*** RECORDS FOR THIS EXERCISE ***
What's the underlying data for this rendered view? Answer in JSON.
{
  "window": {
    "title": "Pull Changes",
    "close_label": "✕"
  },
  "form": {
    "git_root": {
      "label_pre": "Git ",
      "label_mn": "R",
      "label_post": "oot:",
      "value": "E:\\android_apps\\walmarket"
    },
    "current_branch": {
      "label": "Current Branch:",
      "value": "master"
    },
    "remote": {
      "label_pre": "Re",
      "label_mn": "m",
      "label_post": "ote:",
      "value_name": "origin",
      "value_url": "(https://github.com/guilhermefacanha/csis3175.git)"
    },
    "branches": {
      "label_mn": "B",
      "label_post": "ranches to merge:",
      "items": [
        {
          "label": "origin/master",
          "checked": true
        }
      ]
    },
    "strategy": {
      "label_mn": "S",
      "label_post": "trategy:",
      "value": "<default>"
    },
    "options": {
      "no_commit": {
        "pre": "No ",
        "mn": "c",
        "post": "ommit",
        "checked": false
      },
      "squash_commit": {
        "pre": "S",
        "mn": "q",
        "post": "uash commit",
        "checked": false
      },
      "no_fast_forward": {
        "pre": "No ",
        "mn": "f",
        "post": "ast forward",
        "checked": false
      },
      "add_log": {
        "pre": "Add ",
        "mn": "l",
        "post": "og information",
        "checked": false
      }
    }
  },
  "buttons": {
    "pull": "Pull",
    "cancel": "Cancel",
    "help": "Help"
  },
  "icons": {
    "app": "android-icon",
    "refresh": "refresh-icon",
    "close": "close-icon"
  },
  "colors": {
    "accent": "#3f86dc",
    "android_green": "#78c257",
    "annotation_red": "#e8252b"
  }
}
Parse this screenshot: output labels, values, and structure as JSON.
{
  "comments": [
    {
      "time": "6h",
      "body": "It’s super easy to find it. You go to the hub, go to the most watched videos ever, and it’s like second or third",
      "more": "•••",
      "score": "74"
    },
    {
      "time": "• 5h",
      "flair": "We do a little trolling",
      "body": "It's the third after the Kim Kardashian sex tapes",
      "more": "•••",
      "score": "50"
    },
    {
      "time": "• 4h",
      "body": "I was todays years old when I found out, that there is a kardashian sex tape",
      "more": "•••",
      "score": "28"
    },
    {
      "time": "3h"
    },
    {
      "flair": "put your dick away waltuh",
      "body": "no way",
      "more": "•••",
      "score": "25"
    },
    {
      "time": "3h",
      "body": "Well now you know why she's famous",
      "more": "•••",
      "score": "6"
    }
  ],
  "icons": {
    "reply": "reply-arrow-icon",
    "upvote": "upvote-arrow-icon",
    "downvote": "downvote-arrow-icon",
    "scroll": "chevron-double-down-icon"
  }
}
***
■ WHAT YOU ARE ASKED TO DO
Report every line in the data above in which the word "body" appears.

■ EXERCISE OUTPUT
      "body": "It’s super easy to find it. You go to the hub, go to the most watched videos ever, and it’s like second or third",
      "body": "It's the third after the Kim Kardashian sex tapes",
      "body": "I was todays years old when I found out, that there is a kardashian sex tape",
      "body": "no way",
      "body": "Well now you know why she's famous",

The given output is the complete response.